“It’s never a good time to satisfy the public,” Nelson said, acknowledging that no one is ever happy about a new burden on their taxes. “But if we’re going to be proactive and work for our future — and thankfully our council recognizes and appreciates growth — then we have to have the proper infrastructure.”
Thomas noted that the community is in no way against the mayor or city council, but that they simply want to see all avenues pursued before implementing a project that will weigh heavy on the taxpayers. He pointed out that Waterville was able to upgrade their own wastewater plant in 2017 by securing more than $6 million in grants and low-interest loans and that he would like to see Medford look into those same opportunities.
‘We just want to be involved’
The other push from the citizen brainstorming session was to put a limit on how much is spent during the Main Street reconstruction project. While the group understands that Steele County has the funds to pursue the project in 2021, they feel that all the bells and whistles when it comes to sidewalks and road expansions are unnecessary at this time — especially with the dire state of the wastewater plant that just sustained a broken flow meter this week and has a spectrometer that will need to be replaced at the cost of up to $5,000.
“We want to advance at a proper pace,” Thomas said, adding that the community would be happy to just have Main Street repaved and see some updates to the lighting. “We don’t want to just open the floodgate and have everything hit us all at once.”
“It just has to be sustainable,” Brown added.
According to Thomas, the city council was approached with the idea of starting a subcommittee for the Main Street project that would have representation from both the council and the community. From what he was told, however, the request was met with a simple “no” from the mayor and wasn’t discussed again.

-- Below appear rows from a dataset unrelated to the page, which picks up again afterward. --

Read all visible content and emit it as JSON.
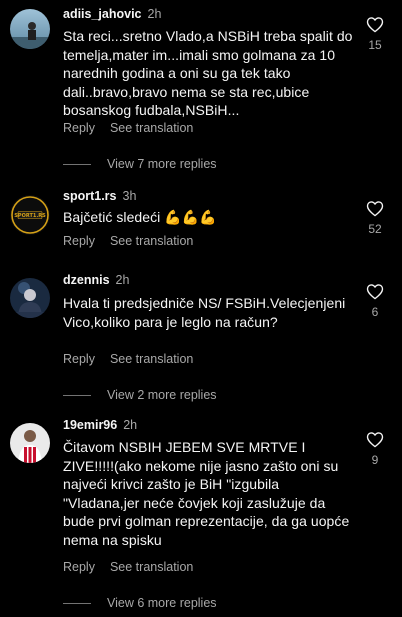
{
  "comments": [
    {
      "username": "adiis_jahovic",
      "time": "2h",
      "text": "Sta reci...sretno Vlado,a NSBiH treba spalit do temelja,mater im...imali smo golmana za 10 narednih godina a oni su ga tek tako dali..bravo,bravo nema se sta rec,ubice bosanskog fudbala,NSBiH...",
      "reply": "Reply",
      "see_translation": "See translation",
      "likes": "15",
      "view_replies": "View 7 more replies"
    },
    {
      "username": "sport1.rs",
      "time": "3h",
      "text": "Bajčetić sledeći 💪💪💪",
      "reply": "Reply",
      "see_translation": "See translation",
      "likes": "52",
      "avatar_text": "SPORT1.RS"
    },
    {
      "username": "dzennis",
      "time": "2h",
      "text": "Hvala ti predsjedniče NS/ FSBiH.Velecjenjeni Vico,koliko para je leglo na račun?",
      "reply": "Reply",
      "see_translation": "See translation",
      "likes": "6",
      "view_replies": "View 2 more replies"
    },
    {
      "username": "19emir96",
      "time": "2h",
      "text": "Čitavom NSBIH JEBEM SVE MRTVE I ZIVE!!!!!(ako nekome nije jasno zašto oni su najveći krivci zašto je BiH \"izgubila \"Vladana,jer neće čovjek koji zaslužuje da bude prvi golman reprezentacije, da ga uopće nema na spisku",
      "reply": "Reply",
      "see_translation": "See translation",
      "likes": "9",
      "view_replies": "View 6 more replies"
    }
  ],
  "colors": {
    "background": "#000000",
    "text": "#f5f5f5",
    "secondary": "#a8a8a8",
    "sport1_brand": "#d4a017"
  },
  "icons": {
    "like": "heart-outline-icon"
  }
}
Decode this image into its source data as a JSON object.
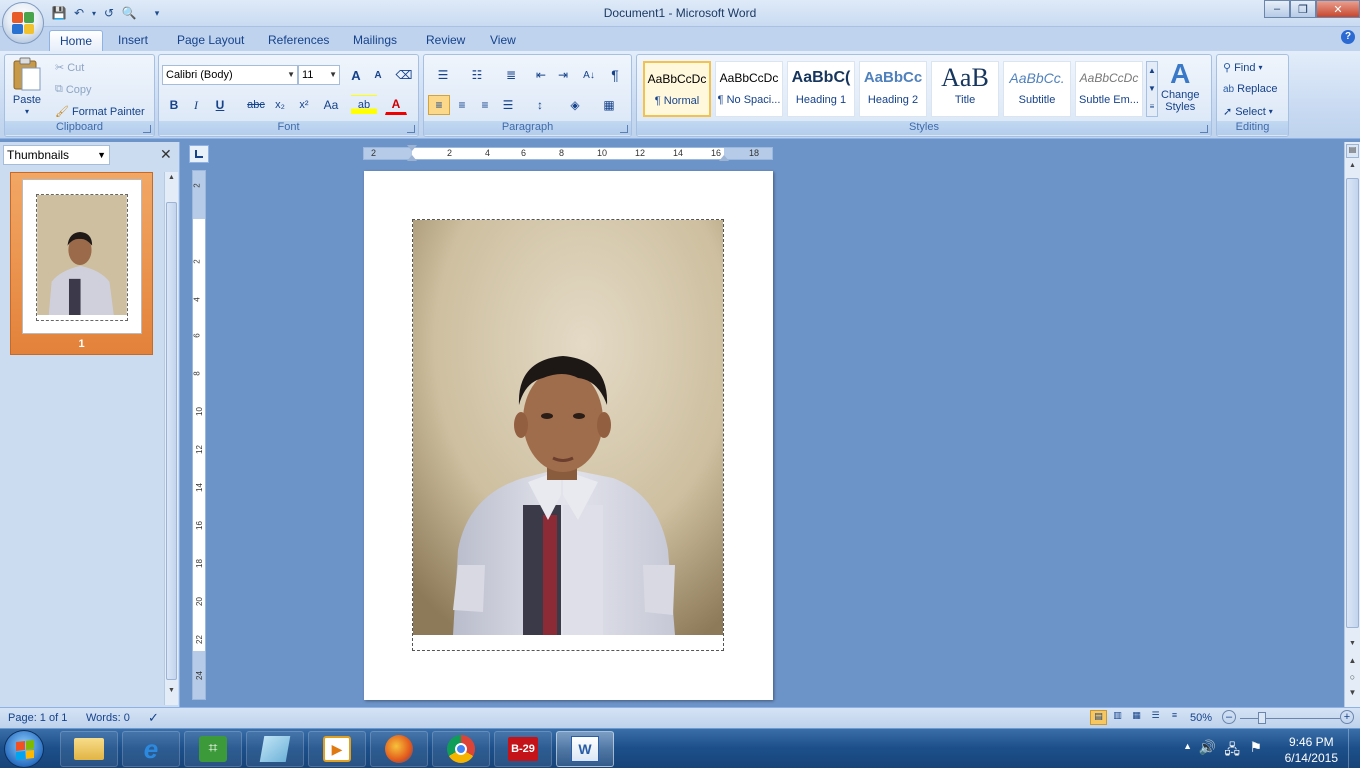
{
  "window": {
    "title": "Document1 - Microsoft Word",
    "minimize": "–",
    "restore": "❐",
    "close": "✕"
  },
  "qat": {
    "save": "💾",
    "undo": "↶",
    "redo": "↺",
    "preview": "🔍",
    "more": "▾"
  },
  "tabs": [
    "Home",
    "Insert",
    "Page Layout",
    "References",
    "Mailings",
    "Review",
    "View"
  ],
  "help": "?",
  "clipboard": {
    "paste": "Paste",
    "cut": "Cut",
    "copy": "Copy",
    "format_painter": "Format Painter",
    "label": "Clipboard"
  },
  "font": {
    "name": "Calibri (Body)",
    "size": "11",
    "grow": "A",
    "shrink": "A",
    "bold": "B",
    "italic": "I",
    "underline": "U",
    "strike": "abc",
    "sub": "x₂",
    "sup": "x²",
    "case": "Aa",
    "highlight": "ab",
    "color": "A",
    "label": "Font"
  },
  "paragraph": {
    "label": "Paragraph",
    "pilcrow": "¶",
    "sort": "A↓"
  },
  "styles": {
    "label": "Styles",
    "items": [
      {
        "sample": "AaBbCcDc",
        "name": "¶ Normal"
      },
      {
        "sample": "AaBbCcDc",
        "name": "¶ No Spaci..."
      },
      {
        "sample": "AaBbC(",
        "name": "Heading 1"
      },
      {
        "sample": "AaBbCc",
        "name": "Heading 2"
      },
      {
        "sample": "AaB",
        "name": "Title"
      },
      {
        "sample": "AaBbCc.",
        "name": "Subtitle"
      },
      {
        "sample": "AaBbCcDc",
        "name": "Subtle Em..."
      }
    ],
    "change_styles_line1": "Change",
    "change_styles_line2": "Styles"
  },
  "editing": {
    "label": "Editing",
    "find": "Find",
    "replace": "Replace",
    "select": "Select"
  },
  "thumbnails": {
    "select_value": "Thumbnails",
    "close": "✕",
    "page_number": "1"
  },
  "hruler_labels": [
    "2",
    "2",
    "4",
    "6",
    "8",
    "10",
    "12",
    "14",
    "16",
    "18"
  ],
  "vruler_labels": [
    "2",
    "2",
    "4",
    "6",
    "8",
    "10",
    "12",
    "14",
    "16",
    "18",
    "20",
    "22",
    "24"
  ],
  "status": {
    "page": "Page: 1 of 1",
    "words": "Words: 0",
    "zoom": "50%"
  },
  "clock": {
    "time": "9:46 PM",
    "date": "6/14/2015"
  },
  "taskbar": {
    "b29": "B-29"
  },
  "colors": {
    "ribbon_text": "#15428b",
    "accent_orange": "#e3823a",
    "taskbar": "#1c4f8a"
  }
}
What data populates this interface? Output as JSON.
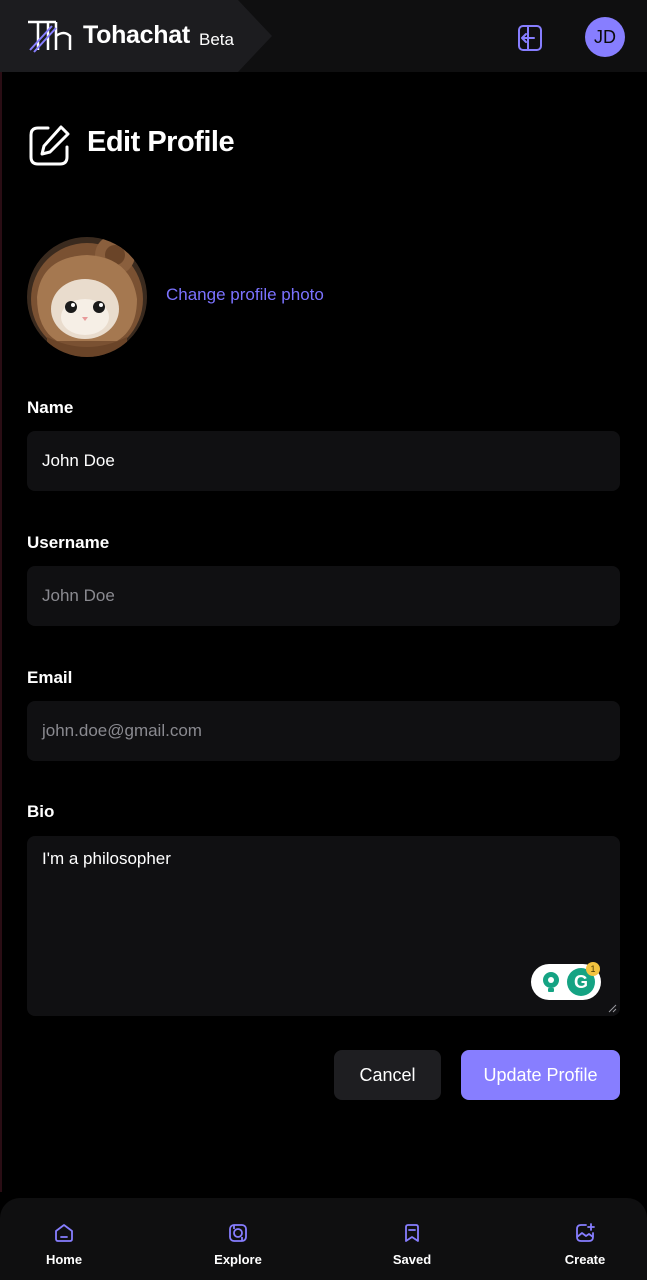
{
  "app": {
    "name": "Tohachat",
    "badge": "Beta",
    "accent": "#877eff"
  },
  "header": {
    "logout_icon": "logout-icon",
    "avatar_initials": "JD"
  },
  "page": {
    "title": "Edit Profile",
    "title_icon": "edit-icon"
  },
  "profile": {
    "photo_icon": "cat-avatar-photo",
    "change_photo_label": "Change profile photo"
  },
  "form": {
    "name": {
      "label": "Name",
      "value": "John Doe"
    },
    "username": {
      "label": "Username",
      "placeholder": "John Doe"
    },
    "email": {
      "label": "Email",
      "placeholder": "john.doe@gmail.com"
    },
    "bio": {
      "label": "Bio",
      "value": "I'm a philosopher"
    },
    "grammarly": {
      "badge_count": "1",
      "icon": "grammarly-icon"
    }
  },
  "actions": {
    "cancel_label": "Cancel",
    "update_label": "Update Profile"
  },
  "bottom_nav": {
    "items": [
      {
        "label": "Home",
        "icon": "home-icon"
      },
      {
        "label": "Explore",
        "icon": "explore-icon"
      },
      {
        "label": "Saved",
        "icon": "bookmark-icon"
      },
      {
        "label": "Create",
        "icon": "create-post-icon"
      }
    ]
  }
}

“We just want to be involved,” Anhorn asserted. “It felt like we had good discussion during one of the open house meetings [regarding Main Street] when the plan was just conceptual, but that was kind of it. Since then there has been very limited discussion or time for public input.”
Nelson said that the Main Street project has been discussed since the 1990s and that most of the public is unaware that the city has both capital and financial plans that address it.

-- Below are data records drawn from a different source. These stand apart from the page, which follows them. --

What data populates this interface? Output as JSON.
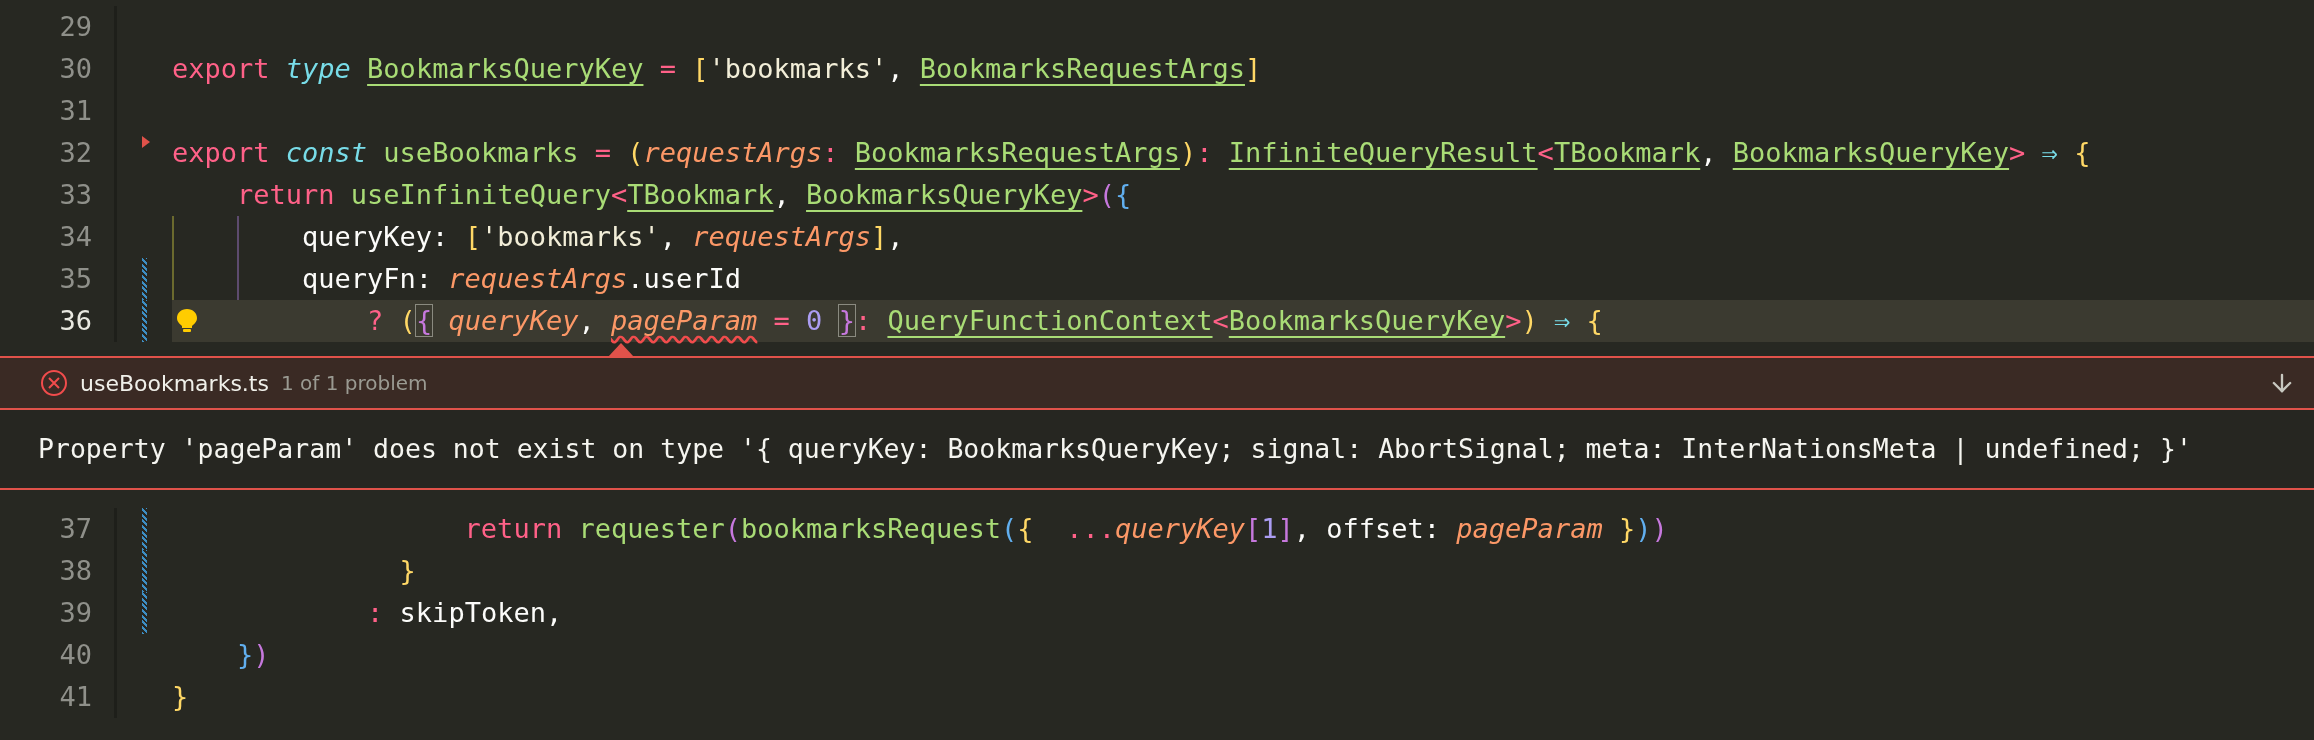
{
  "lines_above": [
    {
      "number": "29",
      "current": false,
      "modified": false,
      "marker": false,
      "lightbulb": false
    },
    {
      "number": "30",
      "current": false,
      "modified": false,
      "marker": false,
      "lightbulb": false,
      "tokens": [
        {
          "text": "export",
          "kind": "keyword"
        },
        {
          "text": " type",
          "kind": "storage"
        },
        {
          "text": " BookmarksQueryKey",
          "kind": "type"
        },
        {
          "text": " =",
          "kind": "operator"
        },
        {
          "text": " [",
          "kind": "bracket",
          "color": "#ffd866"
        },
        {
          "text": "'bookmarks'",
          "kind": "string"
        },
        {
          "text": ",",
          "kind": "text"
        },
        {
          "text": " BookmarksRequestArgs",
          "kind": "type"
        },
        {
          "text": "]",
          "kind": "bracket",
          "color": "#ffd866"
        }
      ]
    },
    {
      "number": "31",
      "current": false,
      "modified": false,
      "marker": false,
      "lightbulb": false
    },
    {
      "number": "32",
      "current": false,
      "modified": false,
      "marker": true,
      "lightbulb": false,
      "tokens": [
        {
          "text": "export",
          "kind": "keyword"
        },
        {
          "text": " const",
          "kind": "storage"
        },
        {
          "text": " useBookmarks",
          "kind": "function"
        },
        {
          "text": " =",
          "kind": "operator"
        },
        {
          "text": " (",
          "kind": "bracket",
          "color": "#ffd866"
        },
        {
          "text": "requestArgs",
          "kind": "parameter"
        },
        {
          "text": ":",
          "kind": "operator"
        },
        {
          "text": " BookmarksRequestArgs",
          "kind": "type"
        },
        {
          "text": ")",
          "kind": "bracket",
          "color": "#ffd866"
        },
        {
          "text": ":",
          "kind": "operator"
        },
        {
          "text": " InfiniteQueryResult",
          "kind": "type"
        },
        {
          "text": "<",
          "kind": "operator"
        },
        {
          "text": "TBookmark",
          "kind": "type"
        },
        {
          "text": ",",
          "kind": "text"
        },
        {
          "text": " BookmarksQueryKey",
          "kind": "type"
        },
        {
          "text": ">",
          "kind": "operator"
        },
        {
          "text": " ⇒",
          "kind": "arrow"
        },
        {
          "text": " {",
          "kind": "bracket",
          "color": "#ffd866"
        }
      ]
    },
    {
      "number": "33",
      "current": false,
      "modified": false,
      "marker": false,
      "lightbulb": false,
      "tokens": [
        {
          "text": "    return",
          "kind": "keyword"
        },
        {
          "text": " useInfiniteQuery",
          "kind": "function"
        },
        {
          "text": "<",
          "kind": "operator"
        },
        {
          "text": "TBookmark",
          "kind": "type"
        },
        {
          "text": ",",
          "kind": "text"
        },
        {
          "text": " BookmarksQueryKey",
          "kind": "type"
        },
        {
          "text": ">",
          "kind": "operator"
        },
        {
          "text": "(",
          "kind": "bracket",
          "color": "#c678dd"
        },
        {
          "text": "{",
          "kind": "bracket",
          "color": "#61afef"
        }
      ]
    },
    {
      "number": "34",
      "current": false,
      "modified": false,
      "marker": false,
      "lightbulb": false,
      "tokens": [
        {
          "text": "        queryKey:",
          "kind": "text"
        },
        {
          "text": " [",
          "kind": "bracket",
          "color": "#ffd866"
        },
        {
          "text": "'bookmarks'",
          "kind": "string"
        },
        {
          "text": ",",
          "kind": "text"
        },
        {
          "text": " requestArgs",
          "kind": "parameter"
        },
        {
          "text": "]",
          "kind": "bracket",
          "color": "#ffd866"
        },
        {
          "text": ",",
          "kind": "text"
        }
      ]
    },
    {
      "number": "35",
      "current": false,
      "modified": true,
      "marker": false,
      "lightbulb": false,
      "tokens": [
        {
          "text": "        queryFn:",
          "kind": "text"
        },
        {
          "text": " requestArgs",
          "kind": "parameter"
        },
        {
          "text": ".userId",
          "kind": "text"
        }
      ]
    },
    {
      "number": "36",
      "current": true,
      "modified": true,
      "marker": false,
      "lightbulb": true,
      "tokens": [
        {
          "text": "            ?",
          "kind": "operator"
        },
        {
          "text": " (",
          "kind": "bracket",
          "color": "#ffd866"
        },
        {
          "text": "{",
          "kind": "bracket",
          "color": "#c678dd",
          "matched": true
        },
        {
          "text": " queryKey",
          "kind": "parameter"
        },
        {
          "text": ",",
          "kind": "text"
        },
        {
          "text": " pageParam",
          "kind": "parameter",
          "error": true
        },
        {
          "text": " =",
          "kind": "operator"
        },
        {
          "text": " 0",
          "kind": "number"
        },
        {
          "text": " }",
          "kind": "bracket",
          "color": "#c678dd",
          "matched": true
        },
        {
          "text": ":",
          "kind": "operator"
        },
        {
          "text": " QueryFunctionContext",
          "kind": "type"
        },
        {
          "text": "<",
          "kind": "operator"
        },
        {
          "text": "BookmarksQueryKey",
          "kind": "type"
        },
        {
          "text": ">",
          "kind": "operator"
        },
        {
          "text": ")",
          "kind": "bracket",
          "color": "#ffd866"
        },
        {
          "text": " ⇒",
          "kind": "arrow"
        },
        {
          "text": " {",
          "kind": "bracket",
          "color": "#ffd866"
        }
      ]
    }
  ],
  "problem_peek": {
    "file": "useBookmarks.ts",
    "count": "1 of 1 problem",
    "message": "Property 'pageParam' does not exist on type '{ queryKey: BookmarksQueryKey; signal: AbortSignal; meta: InterNationsMeta | undefined; }'"
  },
  "lines_below": [
    {
      "number": "37",
      "current": false,
      "modified": true,
      "marker": false,
      "lightbulb": false,
      "tokens": [
        {
          "text": "                  return",
          "kind": "keyword"
        },
        {
          "text": " requester",
          "kind": "function"
        },
        {
          "text": "(",
          "kind": "bracket",
          "color": "#c678dd"
        },
        {
          "text": "bookmarksRequest",
          "kind": "function"
        },
        {
          "text": "(",
          "kind": "bracket",
          "color": "#61afef"
        },
        {
          "text": "{",
          "kind": "bracket",
          "color": "#ffd866"
        },
        {
          "text": "  ...",
          "kind": "operator"
        },
        {
          "text": "queryKey",
          "kind": "parameter"
        },
        {
          "text": "[",
          "kind": "bracket",
          "color": "#c678dd"
        },
        {
          "text": "1",
          "kind": "number"
        },
        {
          "text": "]",
          "kind": "bracket",
          "color": "#c678dd"
        },
        {
          "text": ", offset:",
          "kind": "text"
        },
        {
          "text": " pageParam",
          "kind": "parameter"
        },
        {
          "text": " }",
          "kind": "bracket",
          "color": "#ffd866"
        },
        {
          "text": ")",
          "kind": "bracket",
          "color": "#61afef"
        },
        {
          "text": ")",
          "kind": "bracket",
          "color": "#c678dd"
        }
      ]
    },
    {
      "number": "38",
      "current": false,
      "modified": true,
      "marker": false,
      "lightbulb": false,
      "tokens": [
        {
          "text": "              }",
          "kind": "bracket",
          "color": "#ffd866"
        }
      ]
    },
    {
      "number": "39",
      "current": false,
      "modified": true,
      "marker": false,
      "lightbulb": false,
      "tokens": [
        {
          "text": "            :",
          "kind": "operator"
        },
        {
          "text": " skipToken,",
          "kind": "text"
        }
      ]
    },
    {
      "number": "40",
      "current": false,
      "modified": false,
      "marker": false,
      "lightbulb": false,
      "tokens": [
        {
          "text": "    }",
          "kind": "bracket",
          "color": "#61afef"
        },
        {
          "text": ")",
          "kind": "bracket",
          "color": "#c678dd"
        }
      ]
    },
    {
      "number": "41",
      "current": false,
      "modified": false,
      "marker": false,
      "lightbulb": false,
      "tokens": [
        {
          "text": "}",
          "kind": "bracket",
          "color": "#ffd866"
        }
      ]
    }
  ]
}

“We aren’t just dreaming these things up,” Nelson said. “I can appreciate some community members’ concerns, but you don’t have to look very far to find communities our size, smaller, and even bigger that are dying. We are a growing community and these things need to be addressed.”

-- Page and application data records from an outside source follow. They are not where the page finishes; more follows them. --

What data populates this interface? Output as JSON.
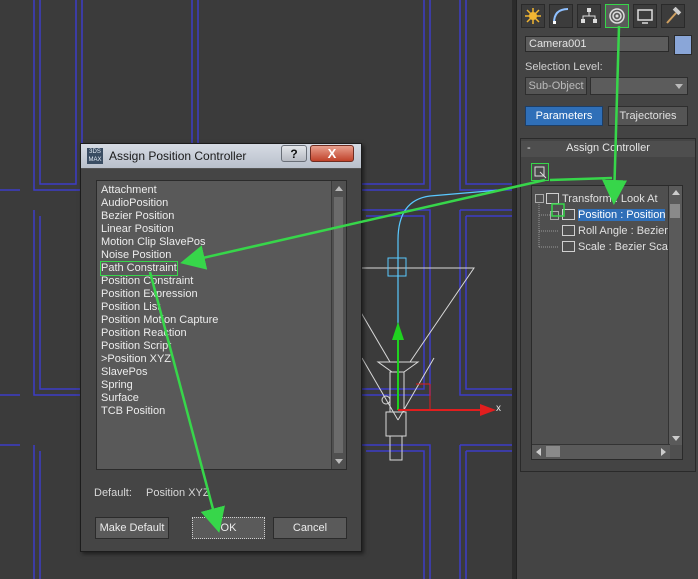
{
  "viewport": {
    "axis_x_label": "x"
  },
  "command_panel": {
    "tabs": [
      {
        "name": "create",
        "icon": "create-star-icon"
      },
      {
        "name": "modify",
        "icon": "modify-curve-icon"
      },
      {
        "name": "hierarchy",
        "icon": "hierarchy-icon"
      },
      {
        "name": "motion",
        "icon": "motion-icon",
        "active": true
      },
      {
        "name": "display",
        "icon": "display-icon"
      },
      {
        "name": "utilities",
        "icon": "utilities-hammer-icon"
      }
    ],
    "object_name": "Camera001",
    "object_color": "#8aa6d8",
    "selection_level_label": "Selection Level:",
    "sub_object_label": "Sub-Object",
    "parameters_label": "Parameters",
    "trajectories_label": "Trajectories",
    "rollout_title": "Assign Controller",
    "rollout_collapse": "-",
    "tree": [
      {
        "label": "Transform : Look At",
        "selected": false
      },
      {
        "label": "Position : Position",
        "selected": true
      },
      {
        "label": "Roll Angle : Bezier",
        "selected": false
      },
      {
        "label": "Scale : Bezier Sca",
        "selected": false
      }
    ]
  },
  "dialog": {
    "title": "Assign Position Controller",
    "help_label": "?",
    "close_label": "X",
    "icon_text": "3DS MAX",
    "items": [
      "Attachment",
      "AudioPosition",
      "Bezier Position",
      "Linear Position",
      "Motion Clip SlavePos",
      "Noise Position",
      "Path Constraint",
      "Position Constraint",
      "Position Expression",
      "Position List",
      "Position Motion Capture",
      "Position Reaction",
      "Position Script",
      ">Position XYZ",
      "SlavePos",
      "Spring",
      "Surface",
      "TCB Position"
    ],
    "highlighted_item": "Path Constraint",
    "default_label": "Default:",
    "default_value": "Position XYZ",
    "make_default_label": "Make Default",
    "ok_label": "OK",
    "cancel_label": "Cancel"
  },
  "annotation_color": "#37d64a"
}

As far as the lack of time for public input, Nelson stated that there is a public comment period at the beginning of every city council meeting — something that she pointed out is almost never met with people wanting to talk. Beyond that, she added that the parliamentary procedure of local government is not to accept comments from the public as they move through the agenda during their meetings, even though at times the Medford City Council has allowed it.
“That’s just not the general rule for operating a meeting,” Nelson said. “People have to realize and respect that.”
For now, the community members state that they simply want to create an open line of communication with the mayor, city staff, and city council. They know that growth is coming, and they aren’t trying to stop it. They just want to be involved.
“Medford is a bedroom community, which is the way the residents of Medford like it. We are not hungry for growth,” Thomas said. “As important as growth is to our community, we cannot advance growth too fast that the financial burden falls on the residents or the business owners.”
“We need to create growth slowly without turning this community into a ghost town,” he continued. “What we’re trying to do is too fast, too much at once. You can’t put all this stuff together and think that us as residents are going to pay for it.”